This is a recipe that islanders enjoy in the spring, during Lent, when the first wild fennel sprouts. The perky, aromatic, licorice-like flavor of fennel is a beautiful match for the fleshy cuttlefish. You can use large squid in place of the cuttlefish.
- Yield: 4 to 6 Servings
- 2¼ pounds (1 kg) cuttlefish (sepia), preferably fresh,* or squid
- ½ cup Greek extra virgin olive oil
- 1 leek, cleaned and chopped
- 1 large red onion, chopped
- 1 fennel bulb with fronds, chopped
- 1 garlic clove, minced
- 1½ cups medium sherry
- Sea salt and freshly ground black pepper
- 1 large bunch wild fennel or dill snipped
- 1 grated lemon juice and peel
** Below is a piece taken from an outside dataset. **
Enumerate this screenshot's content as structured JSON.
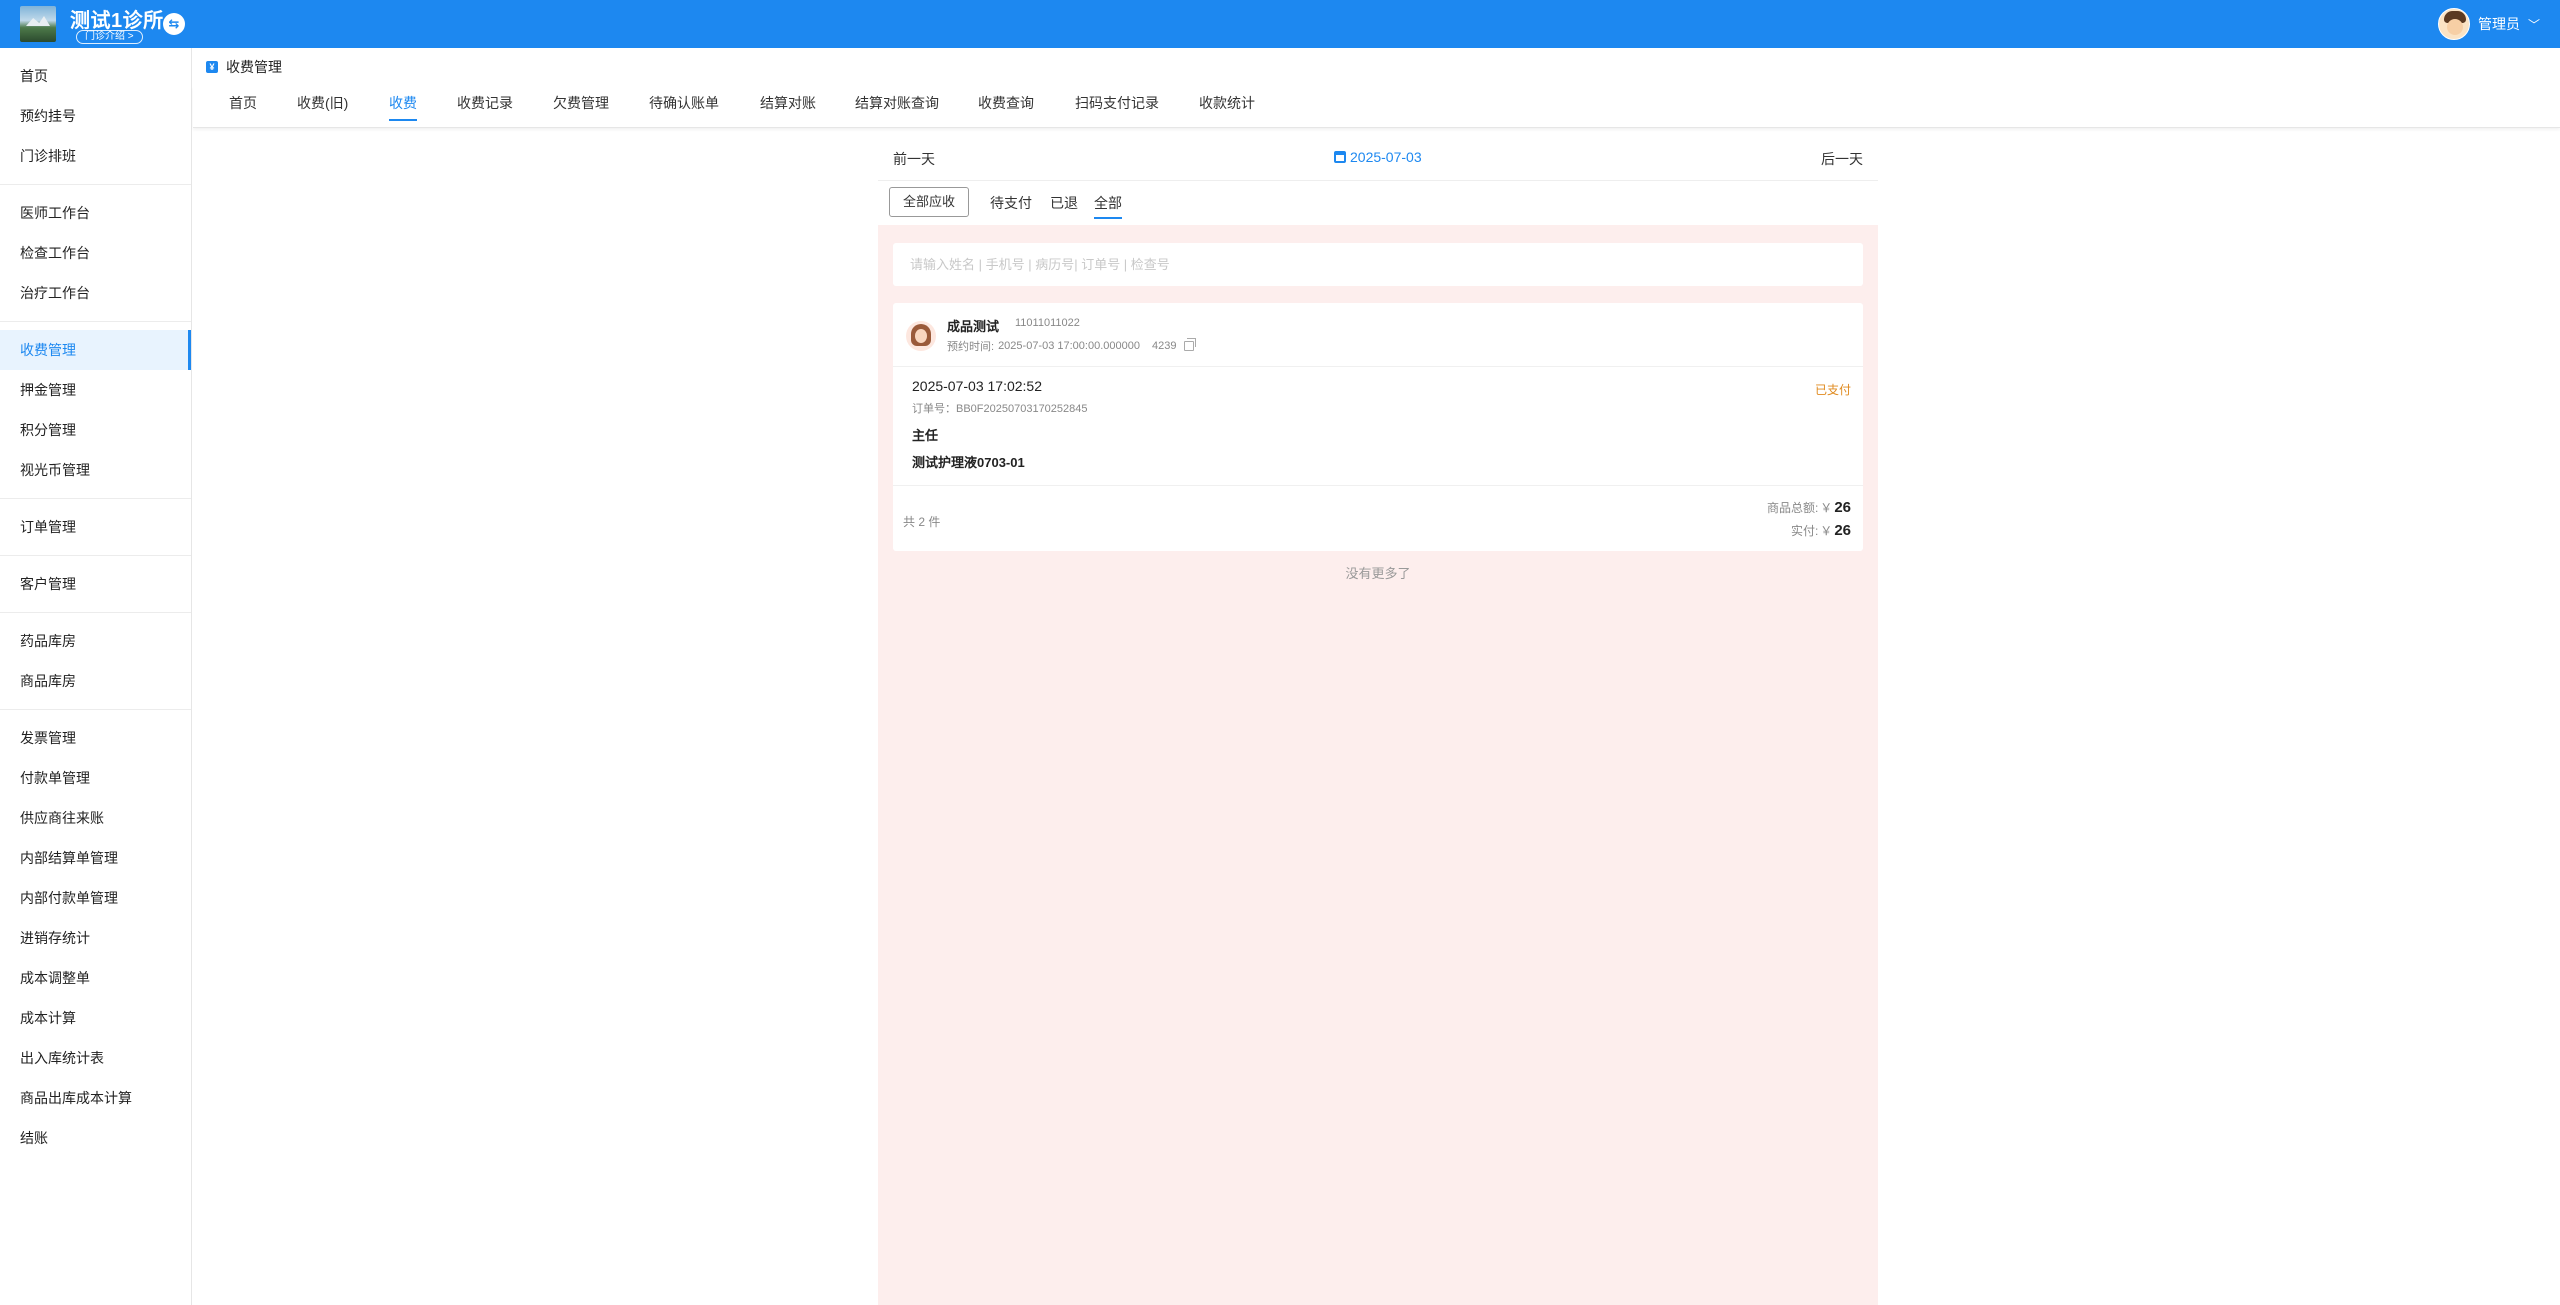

- If using fresh cuttlefish, use gloves to clean it because the ink will turn your hands black. To clean: Gently pull away the tentacles. Using your fingers, scoop out the viscera and discard. If the ink sac is intact, set it aside. Pull out the cartilaginous bone on the inside of the cuttlefish and discard. Rinse the cuttlefish gently under cold water. If they are large, cut them into strips 1 inch (2 cm) thick. If using small cuttlefish, leave intact, frozen cuttlefish is already cut into rings. If using squid, clean and cut into large rings.
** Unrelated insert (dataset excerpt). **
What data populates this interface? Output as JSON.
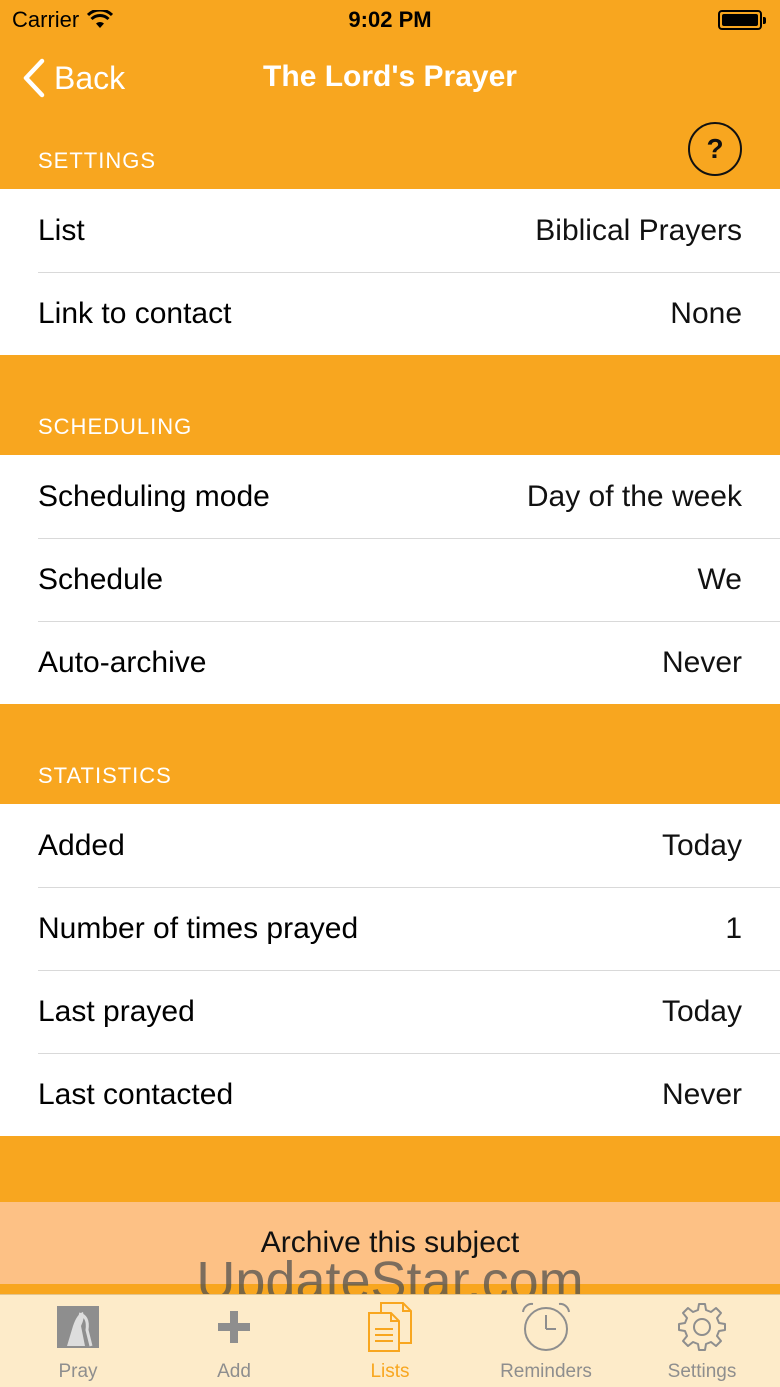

- To prepare the ink, place a coffee filter in a small fine-mesh sieve over a small bowl and press the ink sac with gloved fingers so that it breaks and a few drops of ink drip into the bowl.
- In a large, wide pot, heat the olive oil over medium heat. Add leek, onion, and fennel bulb, and cook, stirring, until soft, about 10 minutes. Add the garlic and stir for a minute or two, to soften.
- Place the cuttlefish in the pot and stir gently. Pour in the sherry, ink (if using), and salt and pepper. Simmer, covered, until the cuttlefish is almost cooked and tender, about 45 minutes. Add the wild fennel and continue cooking for another 15 minutes or so. Right before the end, stir in the lemon peel and juice. Serve.